[Opening Data supplied section]

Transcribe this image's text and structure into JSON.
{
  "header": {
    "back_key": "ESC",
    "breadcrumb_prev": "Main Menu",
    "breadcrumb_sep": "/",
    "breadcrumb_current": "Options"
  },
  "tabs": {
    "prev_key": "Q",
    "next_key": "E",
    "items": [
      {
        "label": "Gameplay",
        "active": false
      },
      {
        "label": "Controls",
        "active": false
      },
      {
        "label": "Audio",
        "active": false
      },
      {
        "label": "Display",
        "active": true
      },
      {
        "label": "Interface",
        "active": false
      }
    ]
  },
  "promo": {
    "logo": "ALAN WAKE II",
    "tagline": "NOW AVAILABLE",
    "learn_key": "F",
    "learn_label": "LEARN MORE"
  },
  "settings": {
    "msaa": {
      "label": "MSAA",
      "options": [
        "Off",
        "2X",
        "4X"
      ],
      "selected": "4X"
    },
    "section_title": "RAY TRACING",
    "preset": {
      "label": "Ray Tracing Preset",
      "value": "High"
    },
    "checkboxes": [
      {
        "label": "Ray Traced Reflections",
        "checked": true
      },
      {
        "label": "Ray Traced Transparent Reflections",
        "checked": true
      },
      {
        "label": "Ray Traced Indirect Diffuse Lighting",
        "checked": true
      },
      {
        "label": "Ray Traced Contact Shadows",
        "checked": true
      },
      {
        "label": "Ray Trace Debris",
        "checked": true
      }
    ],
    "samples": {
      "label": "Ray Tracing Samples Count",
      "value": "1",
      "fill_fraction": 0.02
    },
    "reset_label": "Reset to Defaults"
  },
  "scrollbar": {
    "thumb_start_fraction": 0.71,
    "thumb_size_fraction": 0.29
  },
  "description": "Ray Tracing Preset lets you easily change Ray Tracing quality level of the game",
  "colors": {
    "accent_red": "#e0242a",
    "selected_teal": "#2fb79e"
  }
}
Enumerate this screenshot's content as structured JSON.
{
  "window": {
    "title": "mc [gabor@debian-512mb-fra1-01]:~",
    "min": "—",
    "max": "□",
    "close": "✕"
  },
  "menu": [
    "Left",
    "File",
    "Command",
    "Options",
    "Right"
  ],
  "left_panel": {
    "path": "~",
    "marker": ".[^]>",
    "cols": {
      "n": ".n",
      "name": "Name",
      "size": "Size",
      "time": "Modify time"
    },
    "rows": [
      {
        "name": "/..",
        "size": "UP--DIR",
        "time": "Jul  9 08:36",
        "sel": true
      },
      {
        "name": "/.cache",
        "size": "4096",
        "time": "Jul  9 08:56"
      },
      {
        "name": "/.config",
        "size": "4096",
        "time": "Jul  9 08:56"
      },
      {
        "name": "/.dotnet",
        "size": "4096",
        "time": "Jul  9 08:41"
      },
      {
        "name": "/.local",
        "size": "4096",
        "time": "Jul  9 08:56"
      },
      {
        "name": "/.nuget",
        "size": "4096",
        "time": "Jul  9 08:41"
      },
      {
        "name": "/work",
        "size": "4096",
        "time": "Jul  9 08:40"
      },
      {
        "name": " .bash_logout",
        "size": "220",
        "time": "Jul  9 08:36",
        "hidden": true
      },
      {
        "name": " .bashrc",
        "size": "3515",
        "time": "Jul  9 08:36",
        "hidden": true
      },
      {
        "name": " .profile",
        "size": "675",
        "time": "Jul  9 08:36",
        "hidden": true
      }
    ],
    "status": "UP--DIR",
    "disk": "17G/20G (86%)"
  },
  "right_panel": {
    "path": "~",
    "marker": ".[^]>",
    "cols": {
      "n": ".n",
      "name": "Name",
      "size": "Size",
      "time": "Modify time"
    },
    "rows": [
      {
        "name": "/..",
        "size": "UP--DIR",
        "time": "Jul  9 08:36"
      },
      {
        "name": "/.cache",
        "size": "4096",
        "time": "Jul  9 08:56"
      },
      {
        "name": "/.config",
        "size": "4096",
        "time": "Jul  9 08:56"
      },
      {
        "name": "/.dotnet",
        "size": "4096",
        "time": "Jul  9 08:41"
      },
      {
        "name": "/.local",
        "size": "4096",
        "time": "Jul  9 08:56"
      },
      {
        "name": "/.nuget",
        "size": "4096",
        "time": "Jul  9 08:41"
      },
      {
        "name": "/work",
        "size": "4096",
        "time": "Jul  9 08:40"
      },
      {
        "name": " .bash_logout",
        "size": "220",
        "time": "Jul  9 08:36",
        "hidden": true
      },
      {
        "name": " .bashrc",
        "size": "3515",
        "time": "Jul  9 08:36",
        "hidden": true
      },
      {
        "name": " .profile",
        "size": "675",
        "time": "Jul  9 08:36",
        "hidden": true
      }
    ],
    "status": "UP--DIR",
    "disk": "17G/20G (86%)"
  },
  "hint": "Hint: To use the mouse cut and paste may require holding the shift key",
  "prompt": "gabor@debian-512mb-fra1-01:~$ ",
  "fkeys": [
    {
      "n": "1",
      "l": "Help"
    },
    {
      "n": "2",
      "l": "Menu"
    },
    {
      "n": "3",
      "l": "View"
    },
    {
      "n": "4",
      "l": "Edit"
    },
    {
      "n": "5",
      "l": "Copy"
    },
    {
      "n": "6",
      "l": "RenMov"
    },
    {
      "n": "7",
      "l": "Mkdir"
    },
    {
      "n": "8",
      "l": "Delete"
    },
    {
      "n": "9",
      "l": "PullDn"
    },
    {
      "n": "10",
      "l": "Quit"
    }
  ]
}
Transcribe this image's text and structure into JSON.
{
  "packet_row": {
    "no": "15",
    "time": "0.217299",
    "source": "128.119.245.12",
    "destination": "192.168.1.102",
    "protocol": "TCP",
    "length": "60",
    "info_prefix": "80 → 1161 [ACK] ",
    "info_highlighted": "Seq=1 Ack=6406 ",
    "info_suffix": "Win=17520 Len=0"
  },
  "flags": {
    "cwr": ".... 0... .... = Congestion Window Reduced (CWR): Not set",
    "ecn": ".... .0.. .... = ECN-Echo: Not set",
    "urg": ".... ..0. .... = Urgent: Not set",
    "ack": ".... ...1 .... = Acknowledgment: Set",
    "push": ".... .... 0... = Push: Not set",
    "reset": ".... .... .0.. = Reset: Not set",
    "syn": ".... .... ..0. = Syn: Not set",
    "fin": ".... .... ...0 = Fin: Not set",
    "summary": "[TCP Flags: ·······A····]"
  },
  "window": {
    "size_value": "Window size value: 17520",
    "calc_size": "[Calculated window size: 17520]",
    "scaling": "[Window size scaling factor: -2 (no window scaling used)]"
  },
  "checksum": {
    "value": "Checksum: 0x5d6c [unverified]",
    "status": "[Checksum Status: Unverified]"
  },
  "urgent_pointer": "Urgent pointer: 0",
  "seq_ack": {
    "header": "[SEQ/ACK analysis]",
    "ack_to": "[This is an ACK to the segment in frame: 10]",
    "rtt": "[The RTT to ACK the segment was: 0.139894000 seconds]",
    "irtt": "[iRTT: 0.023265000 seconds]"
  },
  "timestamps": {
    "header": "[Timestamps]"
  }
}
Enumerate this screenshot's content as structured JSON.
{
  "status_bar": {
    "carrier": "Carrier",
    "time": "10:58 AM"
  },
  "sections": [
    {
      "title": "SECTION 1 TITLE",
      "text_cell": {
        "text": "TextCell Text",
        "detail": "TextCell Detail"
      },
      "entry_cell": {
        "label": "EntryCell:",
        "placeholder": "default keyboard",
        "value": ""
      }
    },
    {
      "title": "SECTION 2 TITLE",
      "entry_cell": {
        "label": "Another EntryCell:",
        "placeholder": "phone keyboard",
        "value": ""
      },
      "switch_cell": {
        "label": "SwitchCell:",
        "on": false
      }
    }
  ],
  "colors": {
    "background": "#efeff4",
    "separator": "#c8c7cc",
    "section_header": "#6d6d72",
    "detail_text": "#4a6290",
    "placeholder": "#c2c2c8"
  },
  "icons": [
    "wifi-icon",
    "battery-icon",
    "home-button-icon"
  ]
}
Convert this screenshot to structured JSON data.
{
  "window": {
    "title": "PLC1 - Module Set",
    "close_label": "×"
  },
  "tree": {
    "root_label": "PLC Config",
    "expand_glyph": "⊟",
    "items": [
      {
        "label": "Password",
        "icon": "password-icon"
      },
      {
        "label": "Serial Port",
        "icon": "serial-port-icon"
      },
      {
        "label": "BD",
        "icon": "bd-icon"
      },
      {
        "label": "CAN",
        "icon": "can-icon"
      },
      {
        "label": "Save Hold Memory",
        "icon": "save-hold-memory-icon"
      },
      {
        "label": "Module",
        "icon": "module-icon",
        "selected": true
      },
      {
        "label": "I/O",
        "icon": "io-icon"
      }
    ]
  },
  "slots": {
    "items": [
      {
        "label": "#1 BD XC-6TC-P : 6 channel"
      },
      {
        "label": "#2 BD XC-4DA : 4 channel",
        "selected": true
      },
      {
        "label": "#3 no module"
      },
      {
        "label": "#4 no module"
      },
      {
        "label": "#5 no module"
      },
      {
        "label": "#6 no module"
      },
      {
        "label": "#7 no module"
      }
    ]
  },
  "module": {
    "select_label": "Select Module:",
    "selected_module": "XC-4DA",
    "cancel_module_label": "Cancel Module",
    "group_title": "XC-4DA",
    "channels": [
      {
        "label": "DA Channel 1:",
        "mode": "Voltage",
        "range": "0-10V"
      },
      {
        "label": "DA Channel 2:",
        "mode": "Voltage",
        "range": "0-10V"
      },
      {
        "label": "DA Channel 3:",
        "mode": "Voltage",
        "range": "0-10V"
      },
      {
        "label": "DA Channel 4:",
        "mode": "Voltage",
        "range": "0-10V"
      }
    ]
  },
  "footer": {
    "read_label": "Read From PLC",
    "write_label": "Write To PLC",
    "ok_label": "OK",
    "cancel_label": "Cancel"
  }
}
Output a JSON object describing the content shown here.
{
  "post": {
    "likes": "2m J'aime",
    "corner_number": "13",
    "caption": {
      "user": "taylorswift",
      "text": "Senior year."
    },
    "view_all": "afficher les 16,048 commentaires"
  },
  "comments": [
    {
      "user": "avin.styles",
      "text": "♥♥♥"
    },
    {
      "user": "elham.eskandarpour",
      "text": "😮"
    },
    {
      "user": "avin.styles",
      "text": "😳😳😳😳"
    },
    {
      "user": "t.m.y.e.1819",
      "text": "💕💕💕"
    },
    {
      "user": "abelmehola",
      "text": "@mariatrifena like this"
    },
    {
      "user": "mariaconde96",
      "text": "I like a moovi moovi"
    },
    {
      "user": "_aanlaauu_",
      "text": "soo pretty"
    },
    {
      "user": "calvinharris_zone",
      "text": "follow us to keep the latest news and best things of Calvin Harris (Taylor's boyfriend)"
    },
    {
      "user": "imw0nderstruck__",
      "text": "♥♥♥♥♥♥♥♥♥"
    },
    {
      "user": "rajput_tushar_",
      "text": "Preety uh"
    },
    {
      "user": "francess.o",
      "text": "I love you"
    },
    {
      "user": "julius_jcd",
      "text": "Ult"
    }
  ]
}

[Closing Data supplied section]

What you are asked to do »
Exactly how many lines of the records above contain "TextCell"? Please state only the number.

Answer »
2